Into this environment we enter the land of the Darling Buds. Recently downloaded as a good value greatest hits (hence the zero play), this week’s track finds a visitors pass to the great halls.

It was Indie night at Walker’s nightclub (Tuesday) and A Guy Called Gerald was playing with Voodoo as the soon to be inspired DJ began to loop the opening sequence of this week’s track into the acid house buzz. Suddenly, as the song burst into life all thoughts of Dexy’s begging Eileen to come and save the day faded to a euphoric chant of all I ever wanted/all I ever needed/is here in my arms. The music was intoxicating and for a moment I couldn’t think for the life of me who it was until the realisation that the south had invaded and left Madchester standing in its own shoe gazed polish.

Enjoy the Silence by Depeche Mode re-awakened the soul. True, the vinyl of Speak and Spell had been on the shelves for several years but it was the extraordinary re-invention of the Violator album that charged my senses. The music coupled with the art and film work of Anton Corbijn gave the music scene a genuine sense of purpose that would soon snuff out the mad spin of Mad.

I was already a big fan of Anton Corbijn following his work with the likes of David Sylvian, Propaganda and, of course, U2. Who doesn’t think of the iconic gatefold with the metaphorical tree and desert when you here the Eno and Lanois inspired opening to what fans call ‘Streets’.

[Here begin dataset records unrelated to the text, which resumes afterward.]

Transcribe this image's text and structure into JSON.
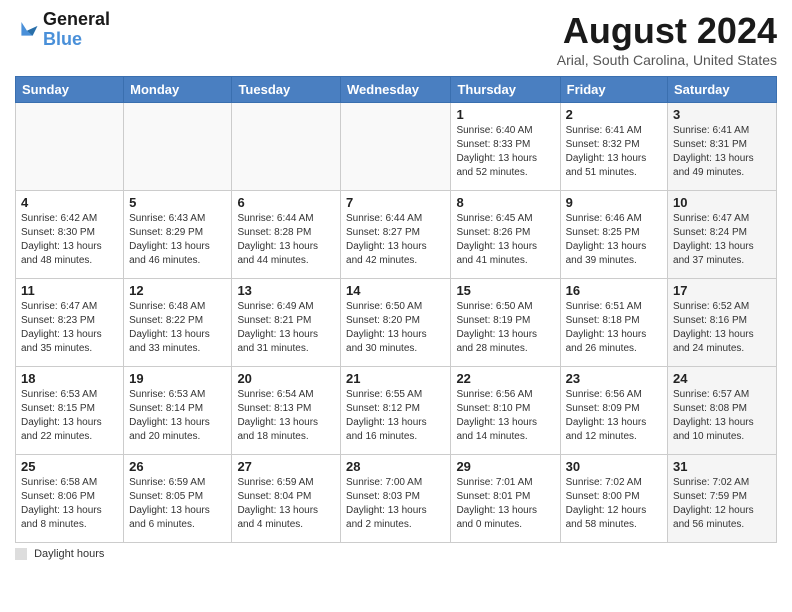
{
  "header": {
    "logo_line1": "General",
    "logo_line2": "Blue",
    "main_title": "August 2024",
    "subtitle": "Arial, South Carolina, United States"
  },
  "days_of_week": [
    "Sunday",
    "Monday",
    "Tuesday",
    "Wednesday",
    "Thursday",
    "Friday",
    "Saturday"
  ],
  "weeks": [
    [
      {
        "day": "",
        "info": ""
      },
      {
        "day": "",
        "info": ""
      },
      {
        "day": "",
        "info": ""
      },
      {
        "day": "",
        "info": ""
      },
      {
        "day": "1",
        "info": "Sunrise: 6:40 AM\nSunset: 8:33 PM\nDaylight: 13 hours and 52 minutes."
      },
      {
        "day": "2",
        "info": "Sunrise: 6:41 AM\nSunset: 8:32 PM\nDaylight: 13 hours and 51 minutes."
      },
      {
        "day": "3",
        "info": "Sunrise: 6:41 AM\nSunset: 8:31 PM\nDaylight: 13 hours and 49 minutes."
      }
    ],
    [
      {
        "day": "4",
        "info": "Sunrise: 6:42 AM\nSunset: 8:30 PM\nDaylight: 13 hours and 48 minutes."
      },
      {
        "day": "5",
        "info": "Sunrise: 6:43 AM\nSunset: 8:29 PM\nDaylight: 13 hours and 46 minutes."
      },
      {
        "day": "6",
        "info": "Sunrise: 6:44 AM\nSunset: 8:28 PM\nDaylight: 13 hours and 44 minutes."
      },
      {
        "day": "7",
        "info": "Sunrise: 6:44 AM\nSunset: 8:27 PM\nDaylight: 13 hours and 42 minutes."
      },
      {
        "day": "8",
        "info": "Sunrise: 6:45 AM\nSunset: 8:26 PM\nDaylight: 13 hours and 41 minutes."
      },
      {
        "day": "9",
        "info": "Sunrise: 6:46 AM\nSunset: 8:25 PM\nDaylight: 13 hours and 39 minutes."
      },
      {
        "day": "10",
        "info": "Sunrise: 6:47 AM\nSunset: 8:24 PM\nDaylight: 13 hours and 37 minutes."
      }
    ],
    [
      {
        "day": "11",
        "info": "Sunrise: 6:47 AM\nSunset: 8:23 PM\nDaylight: 13 hours and 35 minutes."
      },
      {
        "day": "12",
        "info": "Sunrise: 6:48 AM\nSunset: 8:22 PM\nDaylight: 13 hours and 33 minutes."
      },
      {
        "day": "13",
        "info": "Sunrise: 6:49 AM\nSunset: 8:21 PM\nDaylight: 13 hours and 31 minutes."
      },
      {
        "day": "14",
        "info": "Sunrise: 6:50 AM\nSunset: 8:20 PM\nDaylight: 13 hours and 30 minutes."
      },
      {
        "day": "15",
        "info": "Sunrise: 6:50 AM\nSunset: 8:19 PM\nDaylight: 13 hours and 28 minutes."
      },
      {
        "day": "16",
        "info": "Sunrise: 6:51 AM\nSunset: 8:18 PM\nDaylight: 13 hours and 26 minutes."
      },
      {
        "day": "17",
        "info": "Sunrise: 6:52 AM\nSunset: 8:16 PM\nDaylight: 13 hours and 24 minutes."
      }
    ],
    [
      {
        "day": "18",
        "info": "Sunrise: 6:53 AM\nSunset: 8:15 PM\nDaylight: 13 hours and 22 minutes."
      },
      {
        "day": "19",
        "info": "Sunrise: 6:53 AM\nSunset: 8:14 PM\nDaylight: 13 hours and 20 minutes."
      },
      {
        "day": "20",
        "info": "Sunrise: 6:54 AM\nSunset: 8:13 PM\nDaylight: 13 hours and 18 minutes."
      },
      {
        "day": "21",
        "info": "Sunrise: 6:55 AM\nSunset: 8:12 PM\nDaylight: 13 hours and 16 minutes."
      },
      {
        "day": "22",
        "info": "Sunrise: 6:56 AM\nSunset: 8:10 PM\nDaylight: 13 hours and 14 minutes."
      },
      {
        "day": "23",
        "info": "Sunrise: 6:56 AM\nSunset: 8:09 PM\nDaylight: 13 hours and 12 minutes."
      },
      {
        "day": "24",
        "info": "Sunrise: 6:57 AM\nSunset: 8:08 PM\nDaylight: 13 hours and 10 minutes."
      }
    ],
    [
      {
        "day": "25",
        "info": "Sunrise: 6:58 AM\nSunset: 8:06 PM\nDaylight: 13 hours and 8 minutes."
      },
      {
        "day": "26",
        "info": "Sunrise: 6:59 AM\nSunset: 8:05 PM\nDaylight: 13 hours and 6 minutes."
      },
      {
        "day": "27",
        "info": "Sunrise: 6:59 AM\nSunset: 8:04 PM\nDaylight: 13 hours and 4 minutes."
      },
      {
        "day": "28",
        "info": "Sunrise: 7:00 AM\nSunset: 8:03 PM\nDaylight: 13 hours and 2 minutes."
      },
      {
        "day": "29",
        "info": "Sunrise: 7:01 AM\nSunset: 8:01 PM\nDaylight: 13 hours and 0 minutes."
      },
      {
        "day": "30",
        "info": "Sunrise: 7:02 AM\nSunset: 8:00 PM\nDaylight: 12 hours and 58 minutes."
      },
      {
        "day": "31",
        "info": "Sunrise: 7:02 AM\nSunset: 7:59 PM\nDaylight: 12 hours and 56 minutes."
      }
    ]
  ],
  "footer": {
    "label": "Daylight hours"
  }
}
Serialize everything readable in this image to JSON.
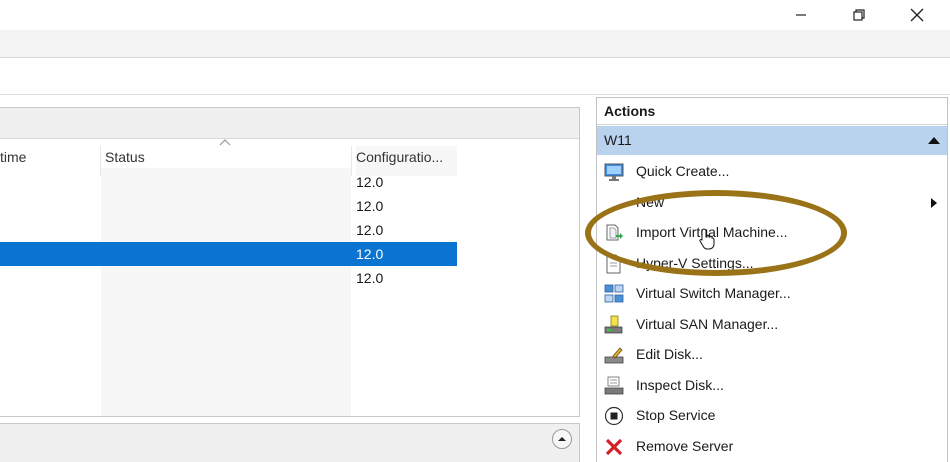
{
  "vm_list": {
    "columns": {
      "uptime_partial": "time",
      "status": "Status",
      "configuration": "Configuratio..."
    },
    "rows": [
      {
        "configuration": "12.0",
        "selected": false
      },
      {
        "configuration": "12.0",
        "selected": false
      },
      {
        "configuration": "12.0",
        "selected": false
      },
      {
        "configuration": "12.0",
        "selected": true
      },
      {
        "configuration": "12.0",
        "selected": false
      }
    ]
  },
  "actions": {
    "title": "Actions",
    "group": "W11",
    "items": [
      {
        "label": "Quick Create...",
        "icon": "monitor-icon"
      },
      {
        "label": "New",
        "icon": "none",
        "submenu": true
      },
      {
        "label": "Import Virtual Machine...",
        "icon": "import-vm-icon"
      },
      {
        "label": "Hyper-V Settings...",
        "icon": "settings-doc-icon"
      },
      {
        "label": "Virtual Switch Manager...",
        "icon": "network-switch-icon"
      },
      {
        "label": "Virtual SAN Manager...",
        "icon": "san-icon"
      },
      {
        "label": "Edit Disk...",
        "icon": "edit-disk-icon"
      },
      {
        "label": "Inspect Disk...",
        "icon": "inspect-disk-icon"
      },
      {
        "label": "Stop Service",
        "icon": "stop-icon"
      },
      {
        "label": "Remove Server",
        "icon": "remove-x-icon"
      }
    ]
  },
  "colors": {
    "selection": "#0a74d0",
    "group_header": "#b9d3ef",
    "highlight_ring": "#9a7218",
    "remove_red": "#d32027"
  }
}
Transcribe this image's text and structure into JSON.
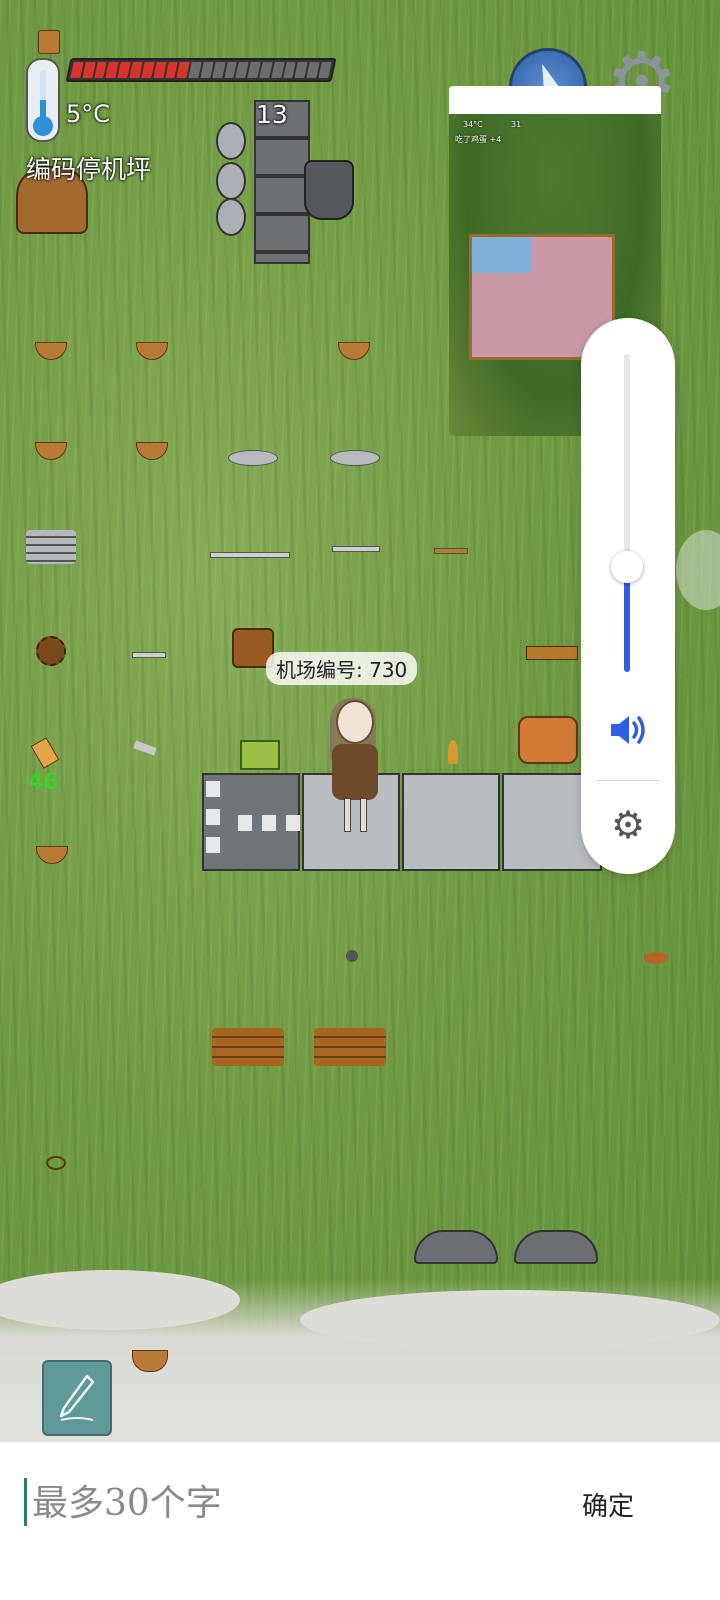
{
  "hud": {
    "temperature": "5°C",
    "location": "编码停机坪",
    "age": "13",
    "hunger_filled": 10,
    "hunger_total": 22
  },
  "tooltip": {
    "label": "机场编号: 730"
  },
  "floating_counter": "46",
  "mini_window": {
    "temperature": "34°C",
    "age": "31",
    "status": "吃了鸡蛋 +4"
  },
  "volume_panel": {
    "level": 0.33,
    "accent": "#2e5fe0"
  },
  "input_bar": {
    "placeholder": "最多30个字",
    "confirm_label": "确定"
  },
  "icons": [
    "thermometer-icon",
    "compass-icon",
    "settings-gear-icon",
    "speaker-icon",
    "gear-icon",
    "pencil-icon"
  ]
}
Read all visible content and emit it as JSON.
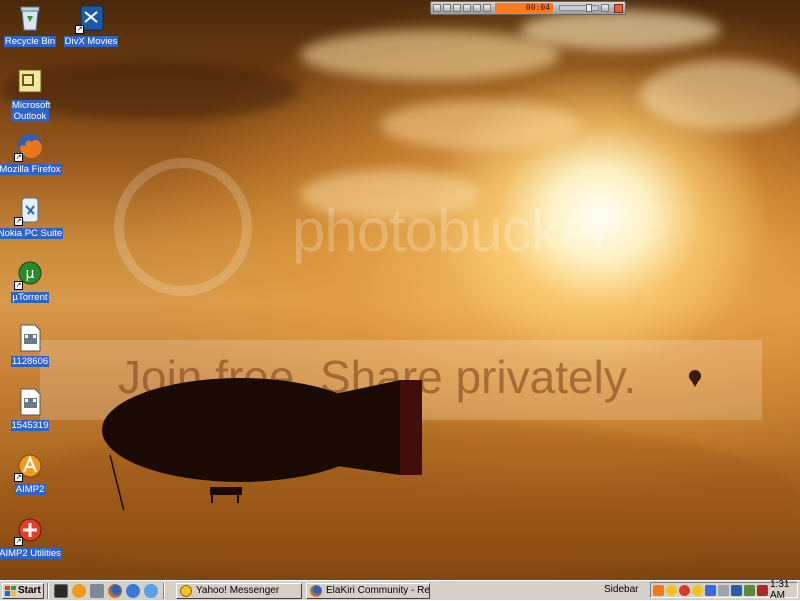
{
  "desktop": {
    "icons": [
      {
        "label": "Recycle Bin",
        "icon": "recycle-bin-icon"
      },
      {
        "label": "DivX Movies",
        "icon": "divx-icon"
      },
      {
        "label": "Microsoft Outlook",
        "icon": "outlook-icon"
      },
      {
        "label": "Mozilla Firefox",
        "icon": "firefox-icon"
      },
      {
        "label": "Nokia PC Suite",
        "icon": "nokia-pc-suite-icon"
      },
      {
        "label": "µTorrent",
        "icon": "utorrent-icon"
      },
      {
        "label": "1128606",
        "icon": "media-file-icon"
      },
      {
        "label": "1545319",
        "icon": "media-file-icon"
      },
      {
        "label": "AIMP2",
        "icon": "aimp-icon"
      },
      {
        "label": "AIMP2 Utilities",
        "icon": "aimp-utilities-icon"
      }
    ],
    "watermark": {
      "brand": "photobucket",
      "slogan": "Join free. Share privately."
    }
  },
  "player": {
    "time": "00:04"
  },
  "taskbar": {
    "start_label": "Start",
    "quick_launch": [
      "show-desktop-icon",
      "aimp-icon",
      "calculator-icon",
      "firefox-icon",
      "ie-icon",
      "browser-icon"
    ],
    "tasks": [
      {
        "label": "Yahoo! Messenger",
        "icon": "yahoo-messenger-icon"
      },
      {
        "label": "ElaKiri Community - Repl...",
        "icon": "firefox-icon"
      }
    ],
    "sidebar_label": "Sidebar",
    "tray_icons": [
      "play-icon",
      "smiley-icon",
      "messenger-icon",
      "smiley-icon",
      "network-icon",
      "speaker-icon",
      "nokia-icon",
      "hardware-icon",
      "shield-icon"
    ],
    "clock": "1:31 AM"
  },
  "colors": {
    "taskbar": "#d4d0c8",
    "icon_label_highlight": "#3163c5",
    "player_display": "#ff7a1a"
  }
}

Corbijn’s work for Depeche Mode was as groundbreaking; still rooted in the American Interior, this time the black and white was washed with Technicolor – a style that would soon follow U2 to Berlin where dreams where re-worked with a Trabant. Unless you’re lucky enough to track down an original version of the Violator film, Strange Too, which includes the inspired –this is how you make a pop video (clowns and donkeys included) – film for the track, Halo then opt for Videos 86 – 98.

Another time:

In December 2011, Amanda and I returned to Newcastle to see the wonderful Unthanks perform the songs of Robert Wyatt and Andrew and the Johnsons at the homecoming show at the Gateshead Sage Theatre.

The Broken Doll is long demolished so after the show we escaped to another old favourite haunt of mine, the Red House. There we were met by a group of students challenging each other at the jukebox. Thankfully there was no Happy Mondays or Inspiral Carpets. Stone Roses made a guest appearance as the soon to be new millionaires of rock and roll and then in the dark of the night, Silence. All I ever wanted was the shout from the bar.

How did it get so late?

We laughed at the circle of life being witnessed in real time. I then had the realisation that Enjoy the Silence was as old as Gimme Shelter had been in those black and white days of The Broken Doll. We finished our drinks; it was getting late. As we walked back to our hotel I was reminded of the poem, Evening by Simon Armitage: home seemed so far away and so did our past.

el viento by masakatsu takagi

David Sylvian's videos.

Artfinder

Follow David Coldwell on Artfinder

Enter your email address to follow this blog and receive notifications of new posts by email.

Cotton Cloud

Cotton Stats

  • 15,198 views